(Information begins)
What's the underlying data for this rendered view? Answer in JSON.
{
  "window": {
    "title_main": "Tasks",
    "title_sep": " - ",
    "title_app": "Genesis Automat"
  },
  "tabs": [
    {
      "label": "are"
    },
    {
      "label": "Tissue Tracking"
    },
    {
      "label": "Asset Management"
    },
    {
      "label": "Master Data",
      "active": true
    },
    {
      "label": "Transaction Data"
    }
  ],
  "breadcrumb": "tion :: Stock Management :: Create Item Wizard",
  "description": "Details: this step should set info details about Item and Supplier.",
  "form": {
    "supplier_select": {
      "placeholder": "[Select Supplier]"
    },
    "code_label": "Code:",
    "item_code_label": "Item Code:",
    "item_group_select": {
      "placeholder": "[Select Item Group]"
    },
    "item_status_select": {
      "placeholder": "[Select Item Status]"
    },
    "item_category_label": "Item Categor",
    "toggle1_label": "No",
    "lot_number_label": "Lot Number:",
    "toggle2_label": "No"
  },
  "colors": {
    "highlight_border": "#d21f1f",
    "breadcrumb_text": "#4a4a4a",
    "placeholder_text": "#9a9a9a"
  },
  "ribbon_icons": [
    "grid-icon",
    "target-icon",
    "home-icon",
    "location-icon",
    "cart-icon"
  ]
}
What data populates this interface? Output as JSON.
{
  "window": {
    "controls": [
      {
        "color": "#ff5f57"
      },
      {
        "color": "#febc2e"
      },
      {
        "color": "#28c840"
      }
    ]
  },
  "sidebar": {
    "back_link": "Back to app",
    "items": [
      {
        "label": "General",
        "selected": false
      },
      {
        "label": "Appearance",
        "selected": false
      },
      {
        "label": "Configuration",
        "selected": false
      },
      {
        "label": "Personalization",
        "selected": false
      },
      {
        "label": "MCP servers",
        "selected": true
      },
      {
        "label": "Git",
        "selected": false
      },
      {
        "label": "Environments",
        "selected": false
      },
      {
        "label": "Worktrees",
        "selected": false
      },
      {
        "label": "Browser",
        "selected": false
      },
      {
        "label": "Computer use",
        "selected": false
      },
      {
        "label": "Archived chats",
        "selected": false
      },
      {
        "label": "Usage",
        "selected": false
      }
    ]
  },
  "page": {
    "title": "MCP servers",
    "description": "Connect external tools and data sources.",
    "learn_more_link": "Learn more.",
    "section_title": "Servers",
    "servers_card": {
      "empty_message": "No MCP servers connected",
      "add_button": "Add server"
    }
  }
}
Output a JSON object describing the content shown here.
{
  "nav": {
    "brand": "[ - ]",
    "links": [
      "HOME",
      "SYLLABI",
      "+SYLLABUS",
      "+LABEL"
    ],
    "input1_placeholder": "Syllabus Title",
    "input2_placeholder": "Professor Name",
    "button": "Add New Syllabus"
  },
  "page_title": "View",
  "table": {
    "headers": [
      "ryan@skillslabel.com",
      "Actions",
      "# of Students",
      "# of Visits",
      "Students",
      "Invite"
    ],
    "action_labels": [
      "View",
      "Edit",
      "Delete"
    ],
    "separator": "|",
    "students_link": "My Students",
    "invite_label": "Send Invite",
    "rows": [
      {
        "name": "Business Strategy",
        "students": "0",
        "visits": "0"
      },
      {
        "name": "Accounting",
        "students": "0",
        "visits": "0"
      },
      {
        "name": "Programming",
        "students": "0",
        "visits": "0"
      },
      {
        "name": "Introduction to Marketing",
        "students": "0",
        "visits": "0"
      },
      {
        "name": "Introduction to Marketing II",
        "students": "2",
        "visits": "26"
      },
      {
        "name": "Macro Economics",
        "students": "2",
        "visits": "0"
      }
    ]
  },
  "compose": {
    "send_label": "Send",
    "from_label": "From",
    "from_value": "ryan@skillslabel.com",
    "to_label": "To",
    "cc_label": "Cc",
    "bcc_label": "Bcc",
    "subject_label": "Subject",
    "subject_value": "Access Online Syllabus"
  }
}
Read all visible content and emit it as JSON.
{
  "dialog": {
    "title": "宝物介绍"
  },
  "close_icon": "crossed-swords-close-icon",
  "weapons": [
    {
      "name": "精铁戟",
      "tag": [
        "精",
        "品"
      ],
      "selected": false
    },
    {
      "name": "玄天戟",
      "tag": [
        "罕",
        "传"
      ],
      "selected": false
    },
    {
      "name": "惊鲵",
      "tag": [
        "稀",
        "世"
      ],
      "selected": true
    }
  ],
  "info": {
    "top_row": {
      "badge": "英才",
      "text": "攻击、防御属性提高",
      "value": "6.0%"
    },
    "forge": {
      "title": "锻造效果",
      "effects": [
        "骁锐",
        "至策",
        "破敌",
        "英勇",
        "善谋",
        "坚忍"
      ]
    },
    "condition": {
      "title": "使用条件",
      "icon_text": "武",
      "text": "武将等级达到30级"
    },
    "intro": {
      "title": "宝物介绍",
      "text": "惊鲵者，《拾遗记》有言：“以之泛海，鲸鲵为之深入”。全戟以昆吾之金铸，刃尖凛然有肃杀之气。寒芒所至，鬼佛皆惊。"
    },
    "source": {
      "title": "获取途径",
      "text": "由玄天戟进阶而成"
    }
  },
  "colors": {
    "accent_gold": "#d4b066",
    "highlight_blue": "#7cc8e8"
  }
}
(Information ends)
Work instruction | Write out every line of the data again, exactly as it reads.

Completed exercise |
What's the underlying data for this rendered view? Answer in JSON.
{
  "window": {
    "title_main": "Tasks",
    "title_sep": " - ",
    "title_app": "Genesis Automat"
  },
  "tabs": [
    {
      "label": "are"
    },
    {
      "label": "Tissue Tracking"
    },
    {
      "label": "Asset Management"
    },
    {
      "label": "Master Data",
      "active": true
    },
    {
      "label": "Transaction Data"
    }
  ],
  "breadcrumb": "tion :: Stock Management :: Create Item Wizard",
  "description": "Details: this step should set info details about Item and Supplier.",
  "form": {
    "supplier_select": {
      "placeholder": "[Select Supplier]"
    },
    "code_label": "Code:",
    "item_code_label": "Item Code:",
    "item_group_select": {
      "placeholder": "[Select Item Group]"
    },
    "item_status_select": {
      "placeholder": "[Select Item Status]"
    },
    "item_category_label": "Item Categor",
    "toggle1_label": "No",
    "lot_number_label": "Lot Number:",
    "toggle2_label": "No"
  },
  "colors": {
    "highlight_border": "#d21f1f",
    "breadcrumb_text": "#4a4a4a",
    "placeholder_text": "#9a9a9a"
  },
  "ribbon_icons": [
    "grid-icon",
    "target-icon",
    "home-icon",
    "location-icon",
    "cart-icon"
  ]
}
What data populates this interface? Output as JSON.
{
  "window": {
    "controls": [
      {
        "color": "#ff5f57"
      },
      {
        "color": "#febc2e"
      },
      {
        "color": "#28c840"
      }
    ]
  },
  "sidebar": {
    "back_link": "Back to app",
    "items": [
      {
        "label": "General",
        "selected": false
      },
      {
        "label": "Appearance",
        "selected": false
      },
      {
        "label": "Configuration",
        "selected": false
      },
      {
        "label": "Personalization",
        "selected": false
      },
      {
        "label": "MCP servers",
        "selected": true
      },
      {
        "label": "Git",
        "selected": false
      },
      {
        "label": "Environments",
        "selected": false
      },
      {
        "label": "Worktrees",
        "selected": false
      },
      {
        "label": "Browser",
        "selected": false
      },
      {
        "label": "Computer use",
        "selected": false
      },
      {
        "label": "Archived chats",
        "selected": false
      },
      {
        "label": "Usage",
        "selected": false
      }
    ]
  },
  "page": {
    "title": "MCP servers",
    "description": "Connect external tools and data sources.",
    "learn_more_link": "Learn more.",
    "section_title": "Servers",
    "servers_card": {
      "empty_message": "No MCP servers connected",
      "add_button": "Add server"
    }
  }
}
Output a JSON object describing the content shown here.
{
  "nav": {
    "brand": "[ - ]",
    "links": [
      "HOME",
      "SYLLABI",
      "+SYLLABUS",
      "+LABEL"
    ],
    "input1_placeholder": "Syllabus Title",
    "input2_placeholder": "Professor Name",
    "button": "Add New Syllabus"
  },
  "page_title": "View",
  "table": {
    "headers": [
      "ryan@skillslabel.com",
      "Actions",
      "# of Students",
      "# of Visits",
      "Students",
      "Invite"
    ],
    "action_labels": [
      "View",
      "Edit",
      "Delete"
    ],
    "separator": "|",
    "students_link": "My Students",
    "invite_label": "Send Invite",
    "rows": [
      {
        "name": "Business Strategy",
        "students": "0",
        "visits": "0"
      },
      {
        "name": "Accounting",
        "students": "0",
        "visits": "0"
      },
      {
        "name": "Programming",
        "students": "0",
        "visits": "0"
      },
      {
        "name": "Introduction to Marketing",
        "students": "0",
        "visits": "0"
      },
      {
        "name": "Introduction to Marketing II",
        "students": "2",
        "visits": "26"
      },
      {
        "name": "Macro Economics",
        "students": "2",
        "visits": "0"
      }
    ]
  },
  "compose": {
    "send_label": "Send",
    "from_label": "From",
    "from_value": "ryan@skillslabel.com",
    "to_label": "To",
    "cc_label": "Cc",
    "bcc_label": "Bcc",
    "subject_label": "Subject",
    "subject_value": "Access Online Syllabus"
  }
}
Read all visible content and emit it as JSON.
{
  "dialog": {
    "title": "宝物介绍"
  },
  "close_icon": "crossed-swords-close-icon",
  "weapons": [
    {
      "name": "精铁戟",
      "tag": [
        "精",
        "品"
      ],
      "selected": false
    },
    {
      "name": "玄天戟",
      "tag": [
        "罕",
        "传"
      ],
      "selected": false
    },
    {
      "name": "惊鲵",
      "tag": [
        "稀",
        "世"
      ],
      "selected": true
    }
  ],
  "info": {
    "top_row": {
      "badge": "英才",
      "text": "攻击、防御属性提高",
      "value": "6.0%"
    },
    "forge": {
      "title": "锻造效果",
      "effects": [
        "骁锐",
        "至策",
        "破敌",
        "英勇",
        "善谋",
        "坚忍"
      ]
    },
    "condition": {
      "title": "使用条件",
      "icon_text": "武",
      "text": "武将等级达到30级"
    },
    "intro": {
      "title": "宝物介绍",
      "text": "惊鲵者，《拾遗记》有言：“以之泛海，鲸鲵为之深入”。全戟以昆吾之金铸，刃尖凛然有肃杀之气。寒芒所至，鬼佛皆惊。"
    },
    "source": {
      "title": "获取途径",
      "text": "由玄天戟进阶而成"
    }
  },
  "colors": {
    "accent_gold": "#d4b066",
    "highlight_blue": "#7cc8e8"
  }
}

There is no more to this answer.